Greater attention to spray timings keeping in mind the limitations of fungicide groups in terms of curative action will help growers get the most from chemistry as well as managing development of resistant septoria strains.
Adama technical specialist Andy Bailey says when it comes to spraying, precision is important. “People often blame resistance when sprays are not working but when you ask about application timing and spray intervals, they are applying as they always have done, assuming they can get themselves out of a hole, but this is not the situation anymore.”
While septoria resistance to SDHIs has so far not been confirmed in the field and is mainly associated with trial sites where, for example, SDHIs are used without azoles or multi-sites, guarding against it is important, says Mr Bailey.
“Resistance to SDHIs is currently evident as insensitive septoria strains within populations rather than reduced product performance in the field. Warning signs are clear from monitoring data but we are not there yet and performance of SHDI products in the field remains robust.
“Because of what [AIs] we are losing and also likely restrictions on existing fungicides such as chlorothalonil going forward, control is very much about doing things in a precise manner – targeting to apply appropriate products at the proper timing and keeping ahead of the disease.”
Integrated control is also vital going forward, he adds.
“Fungicides are just one part of it. Now there are some much better resistant varieties available. Delaying drilling can be difficult but it does have quite an impact on how much septoria builds up over winter. Disease forecasting is also likely to have a role going forward.”
For growers choosing varieties with low resistance to septoria, getting ahead of the disease is particularly important, says Mr Bailey.
“I would want to be ahead of the disease and not get into a curative situation.
“Adama’s multi-site, folpet, keeps you in a preventative situation so you don’t get into a curative situation and for this the use of multisites is valued and well established.”

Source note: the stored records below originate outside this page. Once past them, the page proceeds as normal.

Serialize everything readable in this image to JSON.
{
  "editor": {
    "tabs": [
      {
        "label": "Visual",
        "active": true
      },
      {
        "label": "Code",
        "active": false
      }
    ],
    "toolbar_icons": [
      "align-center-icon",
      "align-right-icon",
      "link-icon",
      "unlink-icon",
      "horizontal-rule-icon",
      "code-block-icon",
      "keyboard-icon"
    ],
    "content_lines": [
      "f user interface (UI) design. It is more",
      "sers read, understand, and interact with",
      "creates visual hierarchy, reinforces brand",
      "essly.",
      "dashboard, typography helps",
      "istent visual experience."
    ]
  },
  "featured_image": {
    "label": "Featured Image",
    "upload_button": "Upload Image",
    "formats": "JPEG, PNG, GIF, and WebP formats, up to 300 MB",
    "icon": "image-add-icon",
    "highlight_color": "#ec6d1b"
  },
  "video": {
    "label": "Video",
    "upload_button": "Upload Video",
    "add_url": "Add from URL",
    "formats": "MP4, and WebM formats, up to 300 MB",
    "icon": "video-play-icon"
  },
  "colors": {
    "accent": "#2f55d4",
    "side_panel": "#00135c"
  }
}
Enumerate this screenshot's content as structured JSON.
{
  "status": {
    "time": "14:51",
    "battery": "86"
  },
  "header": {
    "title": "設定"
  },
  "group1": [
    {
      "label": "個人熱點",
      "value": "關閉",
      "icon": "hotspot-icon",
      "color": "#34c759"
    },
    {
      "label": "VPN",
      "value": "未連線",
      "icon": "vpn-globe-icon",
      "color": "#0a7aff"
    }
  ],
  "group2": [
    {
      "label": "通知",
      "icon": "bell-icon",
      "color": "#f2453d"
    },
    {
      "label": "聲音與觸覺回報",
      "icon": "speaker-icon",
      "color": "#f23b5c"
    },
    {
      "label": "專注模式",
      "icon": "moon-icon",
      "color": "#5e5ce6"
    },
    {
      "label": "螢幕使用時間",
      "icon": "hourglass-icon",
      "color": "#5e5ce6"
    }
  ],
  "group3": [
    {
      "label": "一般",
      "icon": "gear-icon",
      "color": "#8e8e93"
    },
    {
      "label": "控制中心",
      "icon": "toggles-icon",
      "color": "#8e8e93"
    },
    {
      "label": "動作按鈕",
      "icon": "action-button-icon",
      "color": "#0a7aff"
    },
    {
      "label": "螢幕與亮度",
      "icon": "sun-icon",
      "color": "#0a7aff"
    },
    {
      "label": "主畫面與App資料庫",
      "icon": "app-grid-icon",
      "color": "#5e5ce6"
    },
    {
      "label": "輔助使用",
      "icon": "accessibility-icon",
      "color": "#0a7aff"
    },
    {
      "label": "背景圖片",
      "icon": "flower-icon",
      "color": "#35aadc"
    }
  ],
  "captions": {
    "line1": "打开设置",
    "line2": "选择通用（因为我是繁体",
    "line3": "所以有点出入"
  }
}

While there is much debate over spray timings, Mr Bailey advocates a ‘leaf layering’ approach. If crops are not sprayed at T0, which protects leaf 4, the T1 timing must be spot on, he says.
“Applying a T0 provides insurance against septoria if the T1 is delayed due to poor weather conditions.”
If the interval between the T1 and T2 timings extends to more than three weeks, there is a strong argument for a T1.5 timing, says Mr Bailey.
“This season crops were quite advanced, with the T1 timing early, then things slowed down. With some crops there was a gap of four weeks plus between T1 and T2 – the perfect scenario for a T1.5.
“T1.5 should be timed when leaf 2 comes out. It doesn’t need to be a huge, powerful spray but based around a multisite to protect that leaf until you can go in with T2 maybe seven to 10 days later. It gives protection and peace of mind. It may in future become a little more routine than at the moment.
“Leaf 2 is the one leaf we don’t spray as soon as it comes out; historically this has been because azoles were so curative – even if there was some infection in leaf 2 a triazole would have cleared it up but its curative activity has eroded now.”
With the choice of fungicide solutions available to growers coming under increasing pressure, both in terms of effectiveness due to increasing resistance and availability as a result of regulatory pressures, growers and agronomists need to ensure each new leaf is adequately protected from infection, thereby avoiding the need to apply curative treatments.
Adama’s concept of ‘Precision Crop Protection’ advises growers to use good quality, well proven formulations of appropriate active ingredients at the most appropriate time and at the correct dose to provide effective protection.
In terms of providing protection against septoria infection, the concept requires each new leaf to be protected during the first half of the disease’s latent period of infection from when the fungus penetrates the leaf to disease symptoms manifesting themselves. However, the three or more weeks between T1 and T2 applications can render any new leaves which appear during this period susceptible to infection.
Growers should therefore consider the concept of ‘leaf layering’ to ensure optimum protection during the ‘at risk’ period. Applying a T1.5 treatment – first choice should be a multi-site product to provide contact protection against septoria, potentially mixed with a strobilurin to protect against the threat of rust, or an azole/morpline if active rust is present – will ensure each new leaf is properly protected from infection, thus negating the need to rely on curative solutions.